◆ What you should do
Track down every line below that holds "import" and copy it.

◆ Extracted data

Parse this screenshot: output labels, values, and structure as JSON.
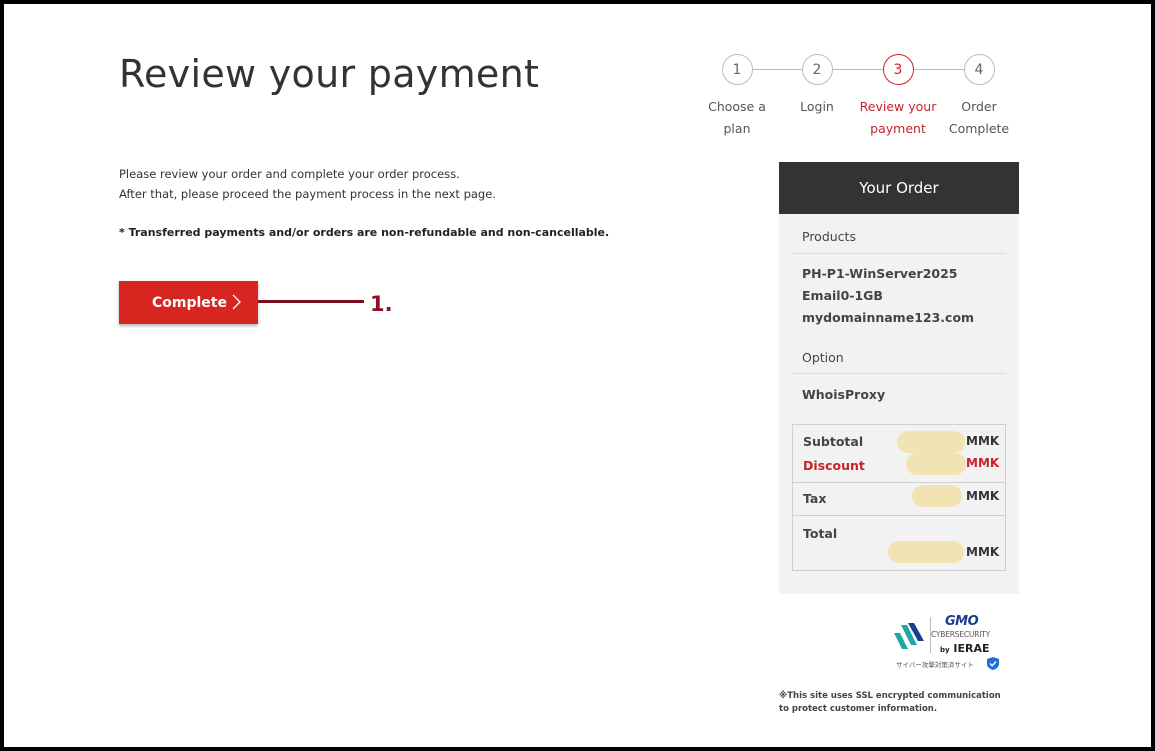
{
  "page": {
    "title": "Review your payment",
    "intro_line1": "Please review your order and complete your order process.",
    "intro_line2": "After that, please proceed the payment process in the next page.",
    "notice": "* Transferred payments and/or orders are non-refundable and non-cancellable.",
    "complete_label": "Complete",
    "annotation": "1."
  },
  "steps": [
    {
      "number": "1",
      "label_line1": "Choose a",
      "label_line2": "plan",
      "active": false
    },
    {
      "number": "2",
      "label_line1": "Login",
      "label_line2": "",
      "active": false
    },
    {
      "number": "3",
      "label_line1": "Review your",
      "label_line2": "payment",
      "active": true
    },
    {
      "number": "4",
      "label_line1": "Order",
      "label_line2": "Complete",
      "active": false
    }
  ],
  "order": {
    "heading": "Your Order",
    "products_label": "Products",
    "products": [
      "PH-P1-WinServer2025",
      "Email0-1GB",
      "mydomainname123.com"
    ],
    "option_label": "Option",
    "options": [
      "WhoisProxy"
    ],
    "subtotal_label": "Subtotal",
    "discount_label": "Discount",
    "tax_label": "Tax",
    "total_label": "Total",
    "currency": "MMK"
  },
  "badge": {
    "brand": "GMO",
    "line1": "CYBERSECURITY",
    "by": "by",
    "name": "IERAE",
    "jp": "サイバー攻撃対策済サイト"
  },
  "ssl_note": "※This site uses SSL encrypted communication to protect customer information.",
  "colors": {
    "accent_red": "#d7261f",
    "active_step": "#c8232c",
    "order_header": "#333333",
    "annotation": "#8b1227",
    "redaction": "#f2e3b3"
  }
}
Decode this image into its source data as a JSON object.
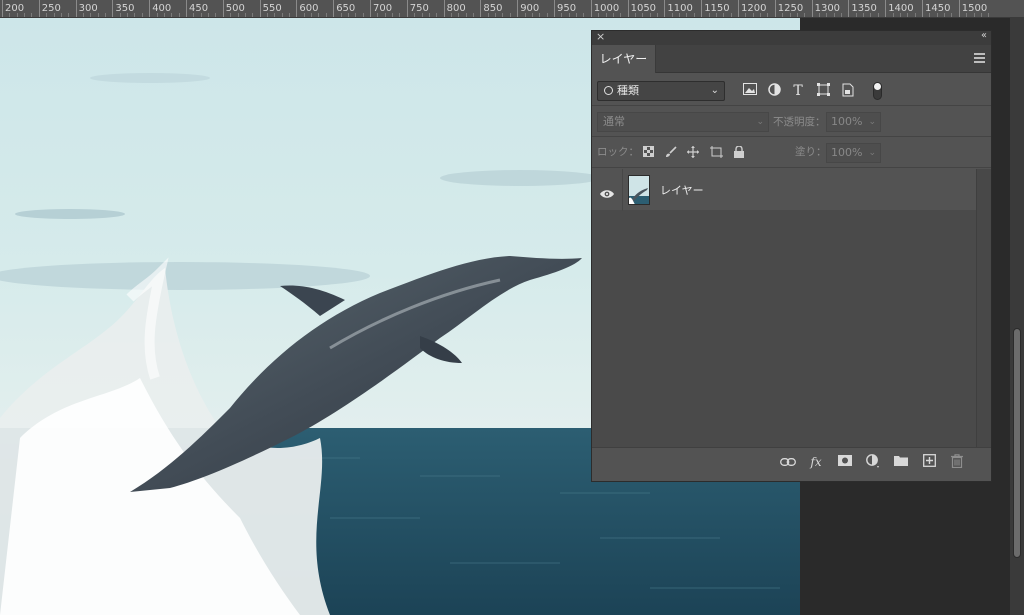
{
  "ruler": {
    "labels": [
      "200",
      "250",
      "300",
      "350",
      "400",
      "450",
      "500",
      "550",
      "600",
      "650",
      "700",
      "750",
      "800",
      "850",
      "900",
      "950",
      "1000",
      "1050",
      "1100",
      "1150",
      "1200",
      "1250",
      "1300",
      "1350",
      "1400",
      "1450",
      "1500"
    ]
  },
  "panel": {
    "tab_label": "レイヤー",
    "close_glyph": "×",
    "collapse_glyph": "‹‹",
    "filter": {
      "value": "種類",
      "chevron": "⌄"
    },
    "filter_icons": [
      "image-filter-icon",
      "adjustment-filter-icon",
      "type-filter-icon",
      "shape-filter-icon",
      "smart-object-filter-icon"
    ],
    "blend_mode": "通常",
    "opacity_label": "不透明度：",
    "opacity_value": "100%",
    "lock_label": "ロック：",
    "fill_label": "塗り：",
    "fill_value": "100%",
    "layers": [
      {
        "name": "レイヤー",
        "visible": true
      }
    ],
    "bottom_icons": [
      "link-layers-icon",
      "fx-icon",
      "add-mask-icon",
      "adjustment-layer-icon",
      "new-group-icon",
      "new-layer-icon",
      "trash-icon"
    ]
  }
}
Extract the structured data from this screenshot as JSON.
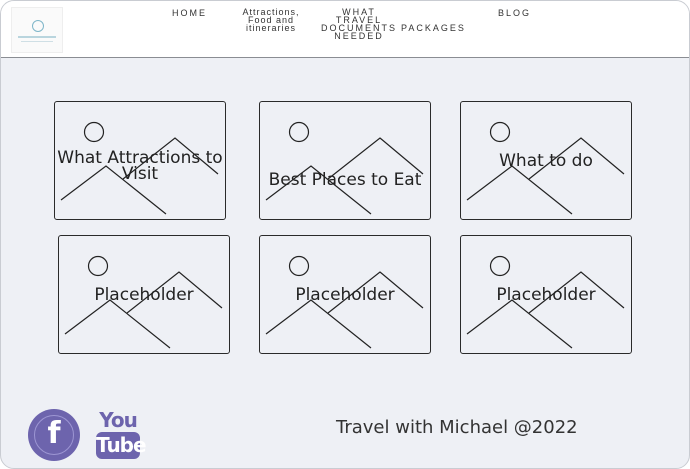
{
  "header": {
    "nav": {
      "home": "HOME",
      "attractions": "Attractions, Food and itineraries",
      "documents": "WHAT TRAVEL DOCUMENTS NEEDED",
      "packages": "PACKAGES",
      "blog": "BLOG"
    }
  },
  "cards": [
    {
      "label": "What Attractions to Visit"
    },
    {
      "label": "Best Places to Eat"
    },
    {
      "label": "What to do"
    },
    {
      "label": "Placeholder"
    },
    {
      "label": "Placeholder"
    },
    {
      "label": "Placeholder"
    }
  ],
  "footer": {
    "facebook_icon": "facebook-icon",
    "youtube_icon": "youtube-icon",
    "youtube_you": "You",
    "youtube_tube": "Tube",
    "copyright": "Travel with Michael @2022",
    "social_color": "#6d64ad"
  }
}
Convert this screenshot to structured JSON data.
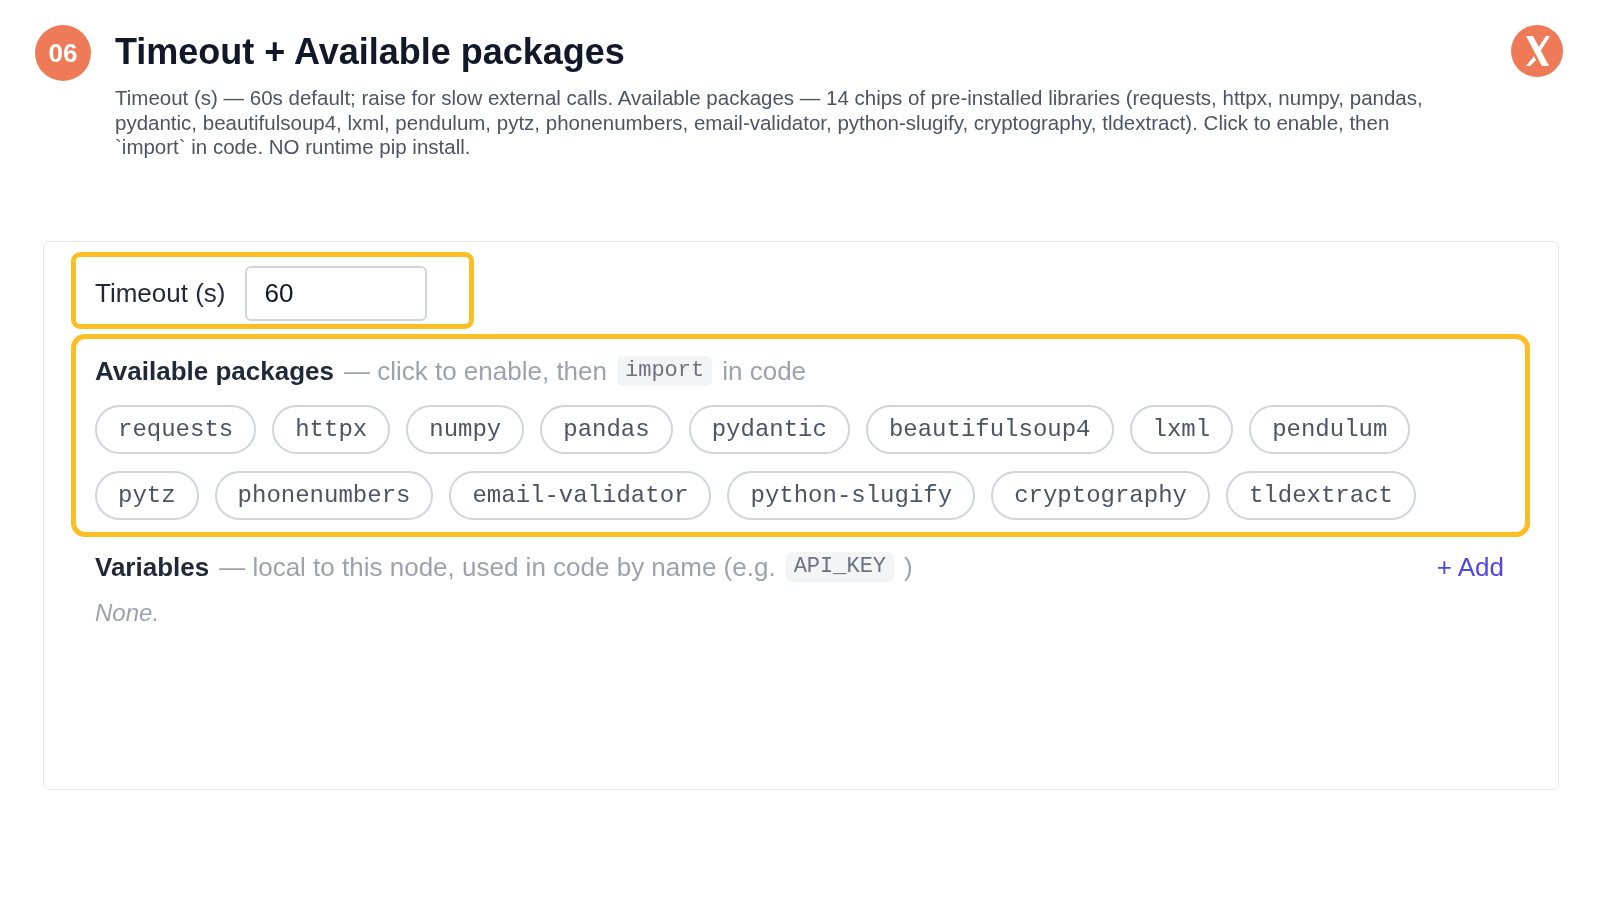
{
  "header": {
    "badge": "06",
    "title": "Timeout + Available packages",
    "description": "Timeout (s) — 60s default; raise for slow external calls. Available packages — 14 chips of pre-installed libraries (requests, httpx, numpy, pandas, pydantic, beautifulsoup4, lxml, pendulum, pytz, phonenumbers, email-validator, python-slugify, cryptography, tldextract). Click to enable, then `import` in code. NO runtime pip install."
  },
  "timeout": {
    "highlighted": true,
    "label": "Timeout (s)",
    "value": "60"
  },
  "packages": {
    "highlighted": true,
    "label": "Available packages",
    "hint_parts": [
      {
        "kind": "text",
        "text": "— click to enable, then"
      },
      {
        "kind": "code",
        "text": "import"
      },
      {
        "kind": "text",
        "text": "in code"
      }
    ],
    "chips": [
      {
        "label": "requests",
        "selected": false
      },
      {
        "label": "httpx",
        "selected": false
      },
      {
        "label": "numpy",
        "selected": false
      },
      {
        "label": "pandas",
        "selected": false
      },
      {
        "label": "pydantic",
        "selected": false
      },
      {
        "label": "beautifulsoup4",
        "selected": false
      },
      {
        "label": "lxml",
        "selected": false
      },
      {
        "label": "pendulum",
        "selected": false
      },
      {
        "label": "pytz",
        "selected": false
      },
      {
        "label": "phonenumbers",
        "selected": false
      },
      {
        "label": "email-validator",
        "selected": false
      },
      {
        "label": "python-slugify",
        "selected": false
      },
      {
        "label": "cryptography",
        "selected": false
      },
      {
        "label": "tldextract",
        "selected": false
      }
    ]
  },
  "variables": {
    "label": "Variables",
    "hint_parts": [
      {
        "kind": "text",
        "text": "— local to this node, used in code by name (e.g."
      },
      {
        "kind": "code",
        "text": "API_KEY"
      },
      {
        "kind": "text",
        "text": ")"
      }
    ],
    "add_button": "+ Add",
    "empty_text": "None."
  }
}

◆ Exercise result
    "description": "Timeout (s) — 60s default; raise for slow external calls. Available packages — 14 chips of pre-installed libraries (requests, httpx, numpy, pandas, pydantic, beautifulsoup4, lxml, pendulum, pytz, phonenumbers, email-validator, python-slugify, cryptography, tldextract). Click to enable, then `import` in code. NO runtime pip install."
        "text": "import"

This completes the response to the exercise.